In his book, Valnet lists the above four essential oils as “hypertenseur”, and for each one he gives two references: Caujolle, and Cazal. However, the 1944 Caujolle paper he cites is actually about essential oils of lavender, lavandin and spike lavender, all of which were reported to produce a brief reduction in blood pressure after intravenous injection into dogs. None of the other four oils are mentioned, so clearly, this reference was a mistake.
Caujolle and Franck published two other papers, both in 1945, that Valnet might have in fact be referring to. One was about hyssop oil. Injected iv into dogs, it caused an initial drop in blood pressure and then (since the dose was high enough to induce seizures) blood pressure suddenly increased as the seizures came on, and decreased again when they subsided. This spike in blood pressure was considered to be a consequence of the muscular contractions related to the seizures. Unless used in convulsant doses, hyssop oil is in fact hypotensive. The other paper was about clary sage oil, not sage oil. Injected iv into dogs, it caused a slight increase in blood pressure. This paper also noted that sage oil usually caused blood pressure to reduce. The other reference given by Valnet (Cazal) was a thesis from 1943, which I have not been able to find.
Valnet’s contraindication in Aromathérapie is under “usage interne” – internal use – but he does not give a contraindication for “usage externe”. So, even according to Valnet, massage with any of these four oils would NOT be contraindicated in high blood pressure.
In spite of all of the above, Valnet’s advice has been (a) assumed to apply to all uses of these four oils, and (b) repeated in almost all aromatherapy texts since, at least the ones that give safety advice for hypertension. And other oils have been added to the list over time. However, if you look at the research the surprising conclusion is that there is no evidence that any of the contraindicated essential oils – whether listed by Valnet or anyone else – raises blood pressure. In fact most of them reduce it.

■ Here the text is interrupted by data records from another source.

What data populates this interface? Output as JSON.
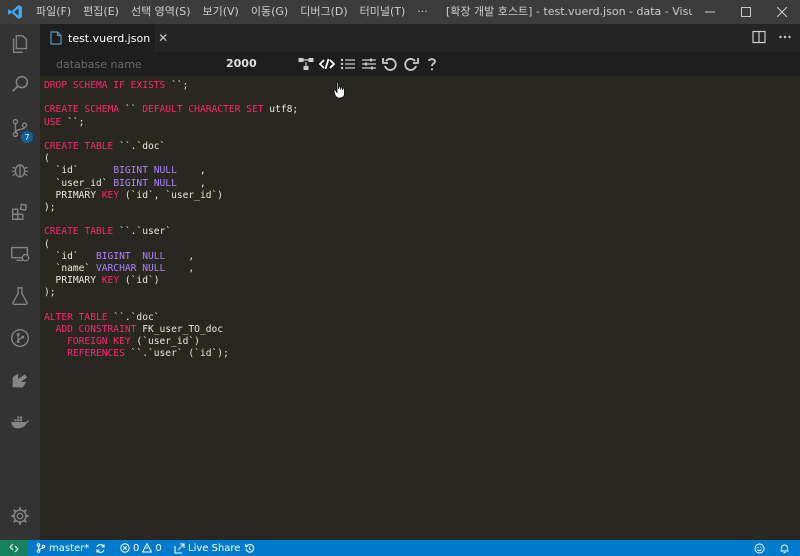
{
  "menu": [
    "파일(F)",
    "편집(E)",
    "선택 영역(S)",
    "보기(V)",
    "이동(G)",
    "디버그(D)",
    "터미널(T)",
    "···"
  ],
  "window_title": "[확장 개발 호스트] - test.vuerd.json - data - Visual Stud...",
  "activity_badge": "7",
  "tab": {
    "label": "test.vuerd.json",
    "close": "✕"
  },
  "tab_actions": [
    "split-editor-icon",
    "more-actions-icon"
  ],
  "toolbar": {
    "db_placeholder": "database name",
    "canvas_size": "2000",
    "tools": [
      "erd-icon",
      "sql-icon",
      "list-icon",
      "settings-icon",
      "undo-icon",
      "redo-icon",
      "help-icon"
    ]
  },
  "code_lines": [
    [
      [
        "DROP SCHEMA IF EXISTS",
        "kw"
      ],
      [
        " ``;",
        ""
      ]
    ],
    [],
    [
      [
        "CREATE SCHEMA",
        "kw"
      ],
      [
        " `` ",
        ""
      ],
      [
        "DEFAULT CHARACTER SET",
        "kw"
      ],
      [
        " utf8;",
        ""
      ]
    ],
    [
      [
        "USE",
        "kw"
      ],
      [
        " ``;",
        ""
      ]
    ],
    [],
    [
      [
        "CREATE TABLE",
        "kw"
      ],
      [
        " ``.`doc`",
        ""
      ]
    ],
    [
      [
        "(",
        ""
      ]
    ],
    [
      [
        "  `id`      ",
        ""
      ],
      [
        "BIGINT",
        "ty"
      ],
      [
        " ",
        ""
      ],
      [
        "NULL",
        "ty"
      ],
      [
        "    ,",
        ""
      ]
    ],
    [
      [
        "  `user_id` ",
        ""
      ],
      [
        "BIGINT",
        "ty"
      ],
      [
        " ",
        ""
      ],
      [
        "NULL",
        "ty"
      ],
      [
        "    ,",
        ""
      ]
    ],
    [
      [
        "  PRIMARY ",
        ""
      ],
      [
        "KEY",
        "kw"
      ],
      [
        " (`id`, `user_id`)",
        ""
      ]
    ],
    [
      [
        ");",
        ""
      ]
    ],
    [],
    [
      [
        "CREATE TABLE",
        "kw"
      ],
      [
        " ``.`user`",
        ""
      ]
    ],
    [
      [
        "(",
        ""
      ]
    ],
    [
      [
        "  `id`   ",
        ""
      ],
      [
        "BIGINT",
        "ty"
      ],
      [
        "  ",
        ""
      ],
      [
        "NULL",
        "ty"
      ],
      [
        "    ,",
        ""
      ]
    ],
    [
      [
        "  `name` ",
        ""
      ],
      [
        "VARCHAR",
        "ty"
      ],
      [
        " ",
        ""
      ],
      [
        "NULL",
        "ty"
      ],
      [
        "    ,",
        ""
      ]
    ],
    [
      [
        "  PRIMARY ",
        ""
      ],
      [
        "KEY",
        "kw"
      ],
      [
        " (`id`)",
        ""
      ]
    ],
    [
      [
        ");",
        ""
      ]
    ],
    [],
    [
      [
        "ALTER TABLE",
        "kw"
      ],
      [
        " ``.`doc`",
        ""
      ]
    ],
    [
      [
        "  ADD CONSTRAINT",
        "kw"
      ],
      [
        " FK_user_TO_doc",
        ""
      ]
    ],
    [
      [
        "    FOREIGN KEY",
        "kw"
      ],
      [
        " (`user_id`)",
        ""
      ]
    ],
    [
      [
        "    REFERENCES",
        "kw"
      ],
      [
        " ``.`user` (`id`);",
        ""
      ]
    ]
  ],
  "status": {
    "branch": "master*",
    "errors": "0",
    "warnings": "0",
    "live_share": "Live Share"
  },
  "colors": {
    "accent": "#007acc",
    "remote": "#16825d",
    "keyword": "#f92672",
    "type": "#ae81ff"
  }
}
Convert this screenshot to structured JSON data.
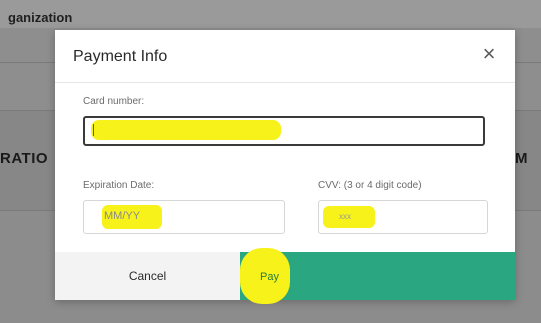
{
  "background": {
    "top_text": "ganization",
    "left_text": "RATIO",
    "right_text": "M"
  },
  "modal": {
    "title": "Payment Info",
    "close_symbol": "×",
    "card_number": {
      "label": "Card number:",
      "value": "",
      "highlight_color": "#f6f21a"
    },
    "expiration": {
      "label": "Expiration Date:",
      "placeholder": "MM/YY"
    },
    "cvv": {
      "label": "CVV: (3 or 4 digit code)",
      "placeholder": "xxx"
    },
    "buttons": {
      "cancel": "Cancel",
      "pay": "Pay",
      "pay_color": "#2aa781"
    }
  },
  "icons": {
    "close": "close-icon"
  }
}
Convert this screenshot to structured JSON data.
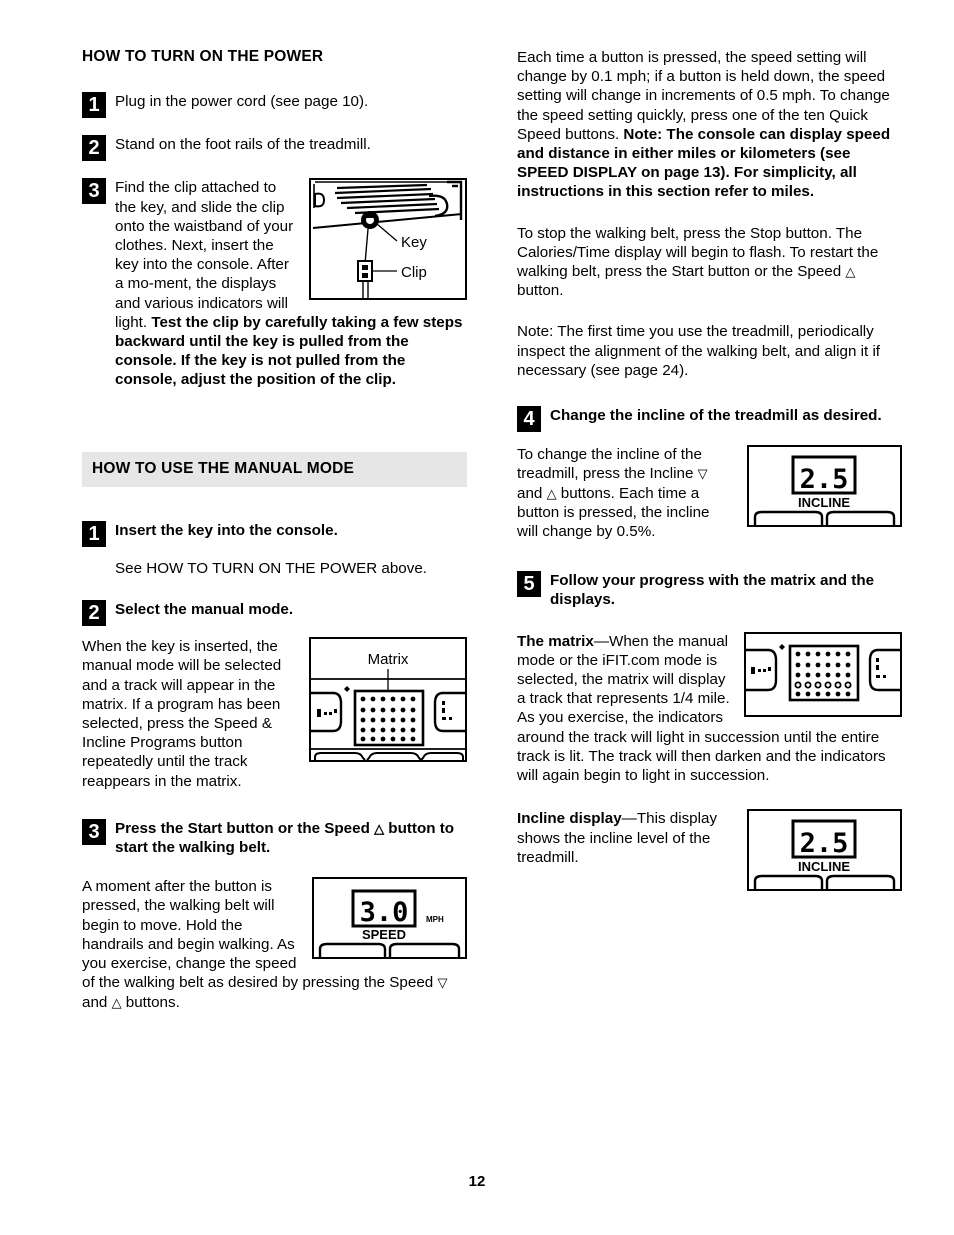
{
  "page": {
    "number": "12"
  },
  "left_column": {
    "heading_power": "HOW TO TURN ON THE POWER",
    "steps_power": [
      {
        "num": "1",
        "text": "Plug in the power cord (see page 10)."
      },
      {
        "num": "2",
        "text": "Stand on the foot rails of the treadmill."
      },
      {
        "num": "3",
        "text_part1": "Find the clip attached to the key, and slide the clip onto the waistband of your clothes. Next, insert the key into the console. After a mo-ment, the displays and various indicators will light. ",
        "text_bold": "Test the clip by carefully taking a few steps backward until the key is pulled from the console. If the key is not pulled from the console, adjust the position of the clip."
      }
    ],
    "figure_keyclip": {
      "label_key": "Key",
      "label_clip": "Clip"
    },
    "heading_manual": "HOW TO USE THE MANUAL MODE",
    "steps_manual": [
      {
        "num": "1",
        "title": "Insert the key into the console.",
        "body": "See HOW TO TURN ON THE POWER above."
      },
      {
        "num": "2",
        "title": "Select the manual mode.",
        "body": "When the key is inserted, the manual mode will be selected and a track will appear in the matrix. If a program has been selected, press the Speed & Incline Programs button repeatedly until the track reappears in the matrix."
      },
      {
        "num": "3",
        "title_part1": "Press the Start button or the Speed ",
        "title_tri": "△",
        "title_part2": " button to start the walking belt.",
        "body_part1": "A moment after the button is pressed, the walking belt will begin to move. Hold the handrails and begin walking. As you exercise, change the speed of the walking belt as desired by pressing the Speed ",
        "body_tri_down": "▽",
        "body_mid": " and ",
        "body_tri_up": "△",
        "body_part2": " buttons."
      }
    ],
    "figure_matrix": {
      "label": "Matrix"
    },
    "figure_speed": {
      "value": "3.0",
      "label": "SPEED",
      "unit": "MPH"
    }
  },
  "right_column": {
    "para_speed_setting_part1": "Each time a button is pressed, the speed setting will change by 0.1 mph; if a button is held down, the speed setting will change in increments of 0.5 mph. To change the speed setting quickly, press one of the ten Quick Speed buttons. ",
    "para_speed_setting_bold": "Note: The console can display speed and distance in either miles or kilometers (see SPEED DISPLAY on page 13). For simplicity, all instructions in this section refer to miles.",
    "para_stop_part1": "To stop the walking belt, press the Stop button. The Calories/Time display will begin to flash. To restart the walking belt, press the Start button or the Speed ",
    "para_stop_tri": "△",
    "para_stop_part2": " button.",
    "para_note_align": "Note: The first time you use the treadmill, periodically inspect the alignment of the walking belt, and align it if necessary (see page 24).",
    "steps": [
      {
        "num": "4",
        "title": "Change the incline of the treadmill as desired.",
        "body_part1": "To change the incline of the treadmill, press the Incline ",
        "body_tri_down": "▽",
        "body_mid": " and ",
        "body_tri_up": "△",
        "body_part2": " buttons. Each time a button is pressed, the incline will change by 0.5%."
      },
      {
        "num": "5",
        "title": "Follow your progress with the matrix and the displays.",
        "matrix_label_bold": "The matrix",
        "matrix_dash": "—",
        "matrix_body": "When the manual mode or the iFIT.com mode is selected, the matrix will display a track that represents 1/4 mile. As you exercise, the indicators around the track will light in succession until the entire track is lit. The track will then darken and the indicators will again begin to light in succession.",
        "incline_label_bold": "Incline display",
        "incline_dash": "—",
        "incline_body": "This display shows the incline level of the treadmill."
      }
    ],
    "figure_incline_step4": {
      "value": "2.5",
      "label": "INCLINE"
    },
    "figure_incline_step5": {
      "value": "2.5",
      "label": "INCLINE"
    }
  },
  "colors": {
    "band_background": "#e6e6e6",
    "text": "#000000",
    "badge_background": "#000000",
    "badge_text": "#ffffff"
  }
}
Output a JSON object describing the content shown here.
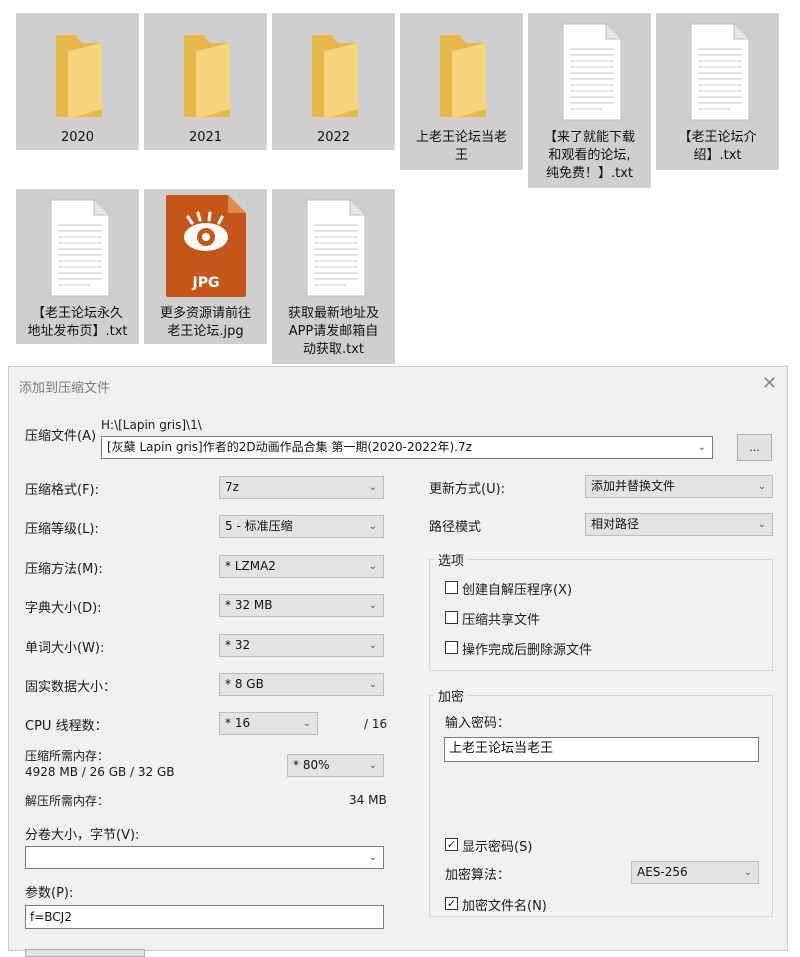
{
  "files": [
    {
      "name": "2020",
      "type": "folder"
    },
    {
      "name": "2021",
      "type": "folder"
    },
    {
      "name": "2022",
      "type": "folder"
    },
    {
      "name_lines": [
        "上老王论坛当老",
        "王"
      ],
      "type": "folder"
    },
    {
      "name_lines": [
        "【来了就能下载",
        "和观看的论坛,",
        "纯免费！】.txt"
      ],
      "type": "text"
    },
    {
      "name_lines": [
        "【老王论坛介",
        "绍】.txt"
      ],
      "type": "text"
    },
    {
      "name_lines": [
        "【老王论坛永久",
        "地址发布页】.txt"
      ],
      "type": "text"
    },
    {
      "name_lines": [
        "更多资源请前往",
        "老王论坛.jpg"
      ],
      "type": "jpg",
      "badge": "JPG"
    },
    {
      "name_lines": [
        "获取最新地址及",
        "APP请发邮箱自",
        "动获取.txt"
      ],
      "type": "text"
    }
  ],
  "dialog": {
    "title": "添加到压缩文件",
    "archive": {
      "label": "压缩文件(A)",
      "path": "H:\\[Lapin gris]\\1\\",
      "value": "[灰蘖 Lapin gris]作者的2D动画作品合集 第一期(2020-2022年).7z",
      "browse": "..."
    },
    "format": {
      "label": "压缩格式(F):",
      "value": "7z"
    },
    "level": {
      "label": "压缩等级(L):",
      "value": "5 - 标准压缩"
    },
    "method": {
      "label": "压缩方法(M):",
      "value": "* LZMA2"
    },
    "dict": {
      "label": "字典大小(D):",
      "value": "* 32 MB"
    },
    "word": {
      "label": "单词大小(W):",
      "value": "* 32"
    },
    "solid": {
      "label": "固实数据大小：",
      "value": "* 8 GB"
    },
    "threads": {
      "label": "CPU 线程数：",
      "value": "* 16",
      "max": "/ 16"
    },
    "mem_compress": {
      "label": "压缩所需内存：",
      "detail": "4928 MB / 26 GB / 32 GB",
      "value": "* 80%"
    },
    "mem_decompress": {
      "label": "解压所需内存：",
      "value": "34 MB"
    },
    "split": {
      "label": "分卷大小，字节(V):",
      "value": ""
    },
    "params": {
      "label": "参数(P):",
      "value": "f=BCJ2"
    },
    "update": {
      "label": "更新方式(U):",
      "value": "添加并替换文件"
    },
    "pathmode": {
      "label": "路径模式",
      "value": "相对路径"
    },
    "options": {
      "title": "选项",
      "items": [
        {
          "label": "创建自解压程序(X)",
          "checked": false
        },
        {
          "label": "压缩共享文件",
          "checked": false
        },
        {
          "label": "操作完成后删除源文件",
          "checked": false
        }
      ]
    },
    "encryption": {
      "title": "加密",
      "password_label": "输入密码：",
      "password": "上老王论坛当老王",
      "show_password": {
        "label": "显示密码(S)",
        "checked": true
      },
      "method_label": "加密算法：",
      "method": "AES-256",
      "encrypt_names": {
        "label": "加密文件名(N)",
        "checked": true
      }
    }
  },
  "colors": {
    "tile_selected": "#cfcfcf",
    "folder": "#f2cf6b",
    "jpg": "#c9601b",
    "dialog_bg": "#f0f0f0"
  }
}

In: Essential Oils and Hypertension – is There a Problem? I explain why I believe that there is no case for contraindicating any essential oil in someone with high blood pressure. As well as closely examining the evidence above, I also refer to more recent research, which confirms that the four “Valnet oils” present no risk. The lack of compelling evidence is reason enough to let go of this chimera. There’s also the fact that aromatherapists have plenty of legal challenges to deal with already, and it makes no sense to add to this burden by coming up with restrictions that are scientifically unsound, and that are based on a mistake made in a book in 1964.